While making a list of the rules of inference for my math students, I came across this list on Wikipedia:
I noticed a pattern: for every introduction rule, there seems to be an elimination rule, and vice versa. For example, corresponding to conjunction introduction is conjunction elimination, and corresponding to disjunction introduction is disjunction elimination.
I wondered if Modus Ponens, which asserts ((P⇒Q)∧P)⇒Q, followed this pattern. I noticed its Wikipedia article referred to Modus Ponens as "implication elimination", so I wondered if there existed another tautology or theorem known as implication introduction. Although no page exists on Wikipedia for "implication introduction", a Google search returned this statement, formulated in sequent notation as
(P ⊢ Q) ⊢ (P ⇒ Q)
It's a curious statement, as once written in tautological form, it seems to say that (P⇒Q)⇒(P⇒Q).
Have I correctly translated the statement from sequent notation to tautological form? If so, the resulting theorem, (P⇒Q)⇒(P⇒Q), seems quite trivial to me. Certainly it is true; just like implication elimination can be proved using a truth table to show ((P⇒Q)∧P)⇒Q is a tautology, you can also verify using a truth table that (P⇒Q)⇒(P⇒Q) is a tautology. However I must be missing what makes this statement interesting, as it seems as trivial to me as saying A⇒A.
Perhaps I've mistranslated the statement from sequent notation to tautological form. The webpage mixes two different symbols for implication. The definition of "implication" ⇒ which I learned is the unique truth-functional connective characterized by its Boolean (or truth table) values. That is, ⇒ is the unique function that maps P and Q to (1,0,1,1):
Since this definition of ⇒ is unique, what would the other implication symbol mean as a truth-functional connective? Would it have a different truth table? And, when I translated the inference rule from sequent notation to tautological form, was it correct to replace all instances of ⊢ with ⇒?

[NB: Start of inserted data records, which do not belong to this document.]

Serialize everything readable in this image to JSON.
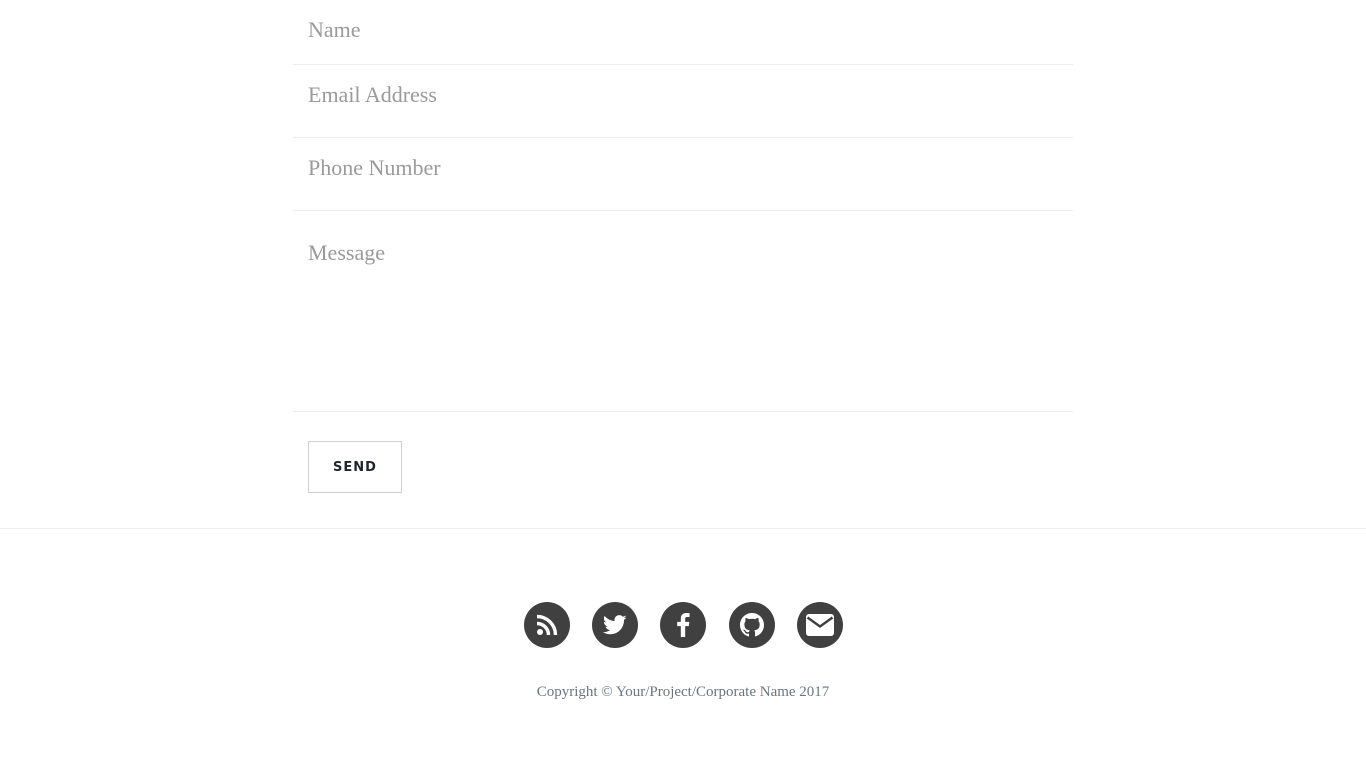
{
  "contact_form": {
    "name_placeholder": "Name",
    "email_placeholder": "Email Address",
    "phone_placeholder": "Phone Number",
    "message_placeholder": "Message",
    "send_label": "SEND"
  },
  "footer": {
    "social_links": [
      {
        "icon": "rss-icon"
      },
      {
        "icon": "twitter-icon"
      },
      {
        "icon": "facebook-icon"
      },
      {
        "icon": "github-icon"
      },
      {
        "icon": "envelope-icon"
      }
    ],
    "copyright": "Copyright © Your/Project/Corporate Name 2017"
  },
  "colors": {
    "icon_circle": "#404040",
    "icon_glyph": "#ffffff",
    "divider": "#eeeeee",
    "placeholder": "#9a9a9a",
    "button_border": "#cfcfcf"
  }
}
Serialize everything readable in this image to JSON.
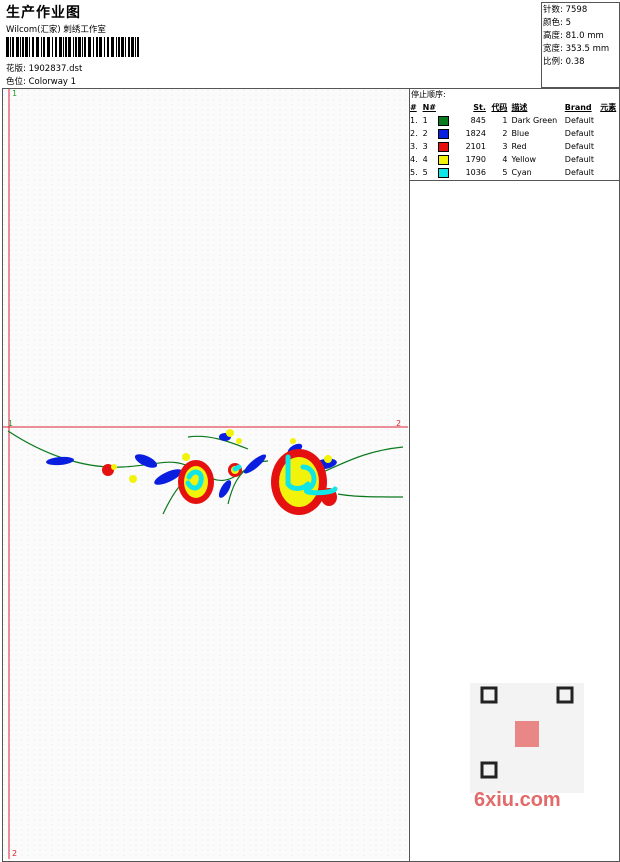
{
  "header": {
    "title": "生产作业图",
    "studio": "Wilcom(汇家) 刺绣工作室",
    "design_label": "花版:",
    "design_value": "1902837.dst",
    "colorway_label": "色位:",
    "colorway_value": "Colorway 1"
  },
  "stats": [
    {
      "label": "针数",
      "value": "7598"
    },
    {
      "label": "颜色",
      "value": "5"
    },
    {
      "label": "高度",
      "value": "81.0 mm"
    },
    {
      "label": "宽度",
      "value": "353.5 mm"
    },
    {
      "label": "比例",
      "value": "0.38"
    }
  ],
  "stop_sequence": {
    "title": "停止顺序:",
    "headers": {
      "num": "#",
      "no": "N#",
      "st": "St.",
      "code": "代码",
      "desc": "描述",
      "brand": "Brand",
      "element": "元素"
    },
    "rows": [
      {
        "num": "1.",
        "no": "1",
        "color": "#0b7a1e",
        "st": "845",
        "code": "1",
        "desc": "Dark Green",
        "brand": "Default"
      },
      {
        "num": "2.",
        "no": "2",
        "color": "#0a1ee0",
        "st": "1824",
        "code": "2",
        "desc": "Blue",
        "brand": "Default"
      },
      {
        "num": "3.",
        "no": "3",
        "color": "#e51010",
        "st": "2101",
        "code": "3",
        "desc": "Red",
        "brand": "Default"
      },
      {
        "num": "4.",
        "no": "4",
        "color": "#f2f20a",
        "st": "1790",
        "code": "4",
        "desc": "Yellow",
        "brand": "Default"
      },
      {
        "num": "5.",
        "no": "5",
        "color": "#11e6e6",
        "st": "1036",
        "code": "5",
        "desc": "Cyan",
        "brand": "Default"
      }
    ]
  },
  "guides": {
    "top_left": "1",
    "mid_left": "1",
    "mid_right": "2",
    "bottom_left": "2"
  },
  "watermark": {
    "site": "6xiu.com"
  }
}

Finally, I'm curious why implication introduction isn't listed with the other rules of inference in the Wikipedia table. Is there something fundamentally different about this result, perhaps its use of the turnstile implication, that makes this theorem of a fundamentally different sort than the others? Thanks for your thoughts!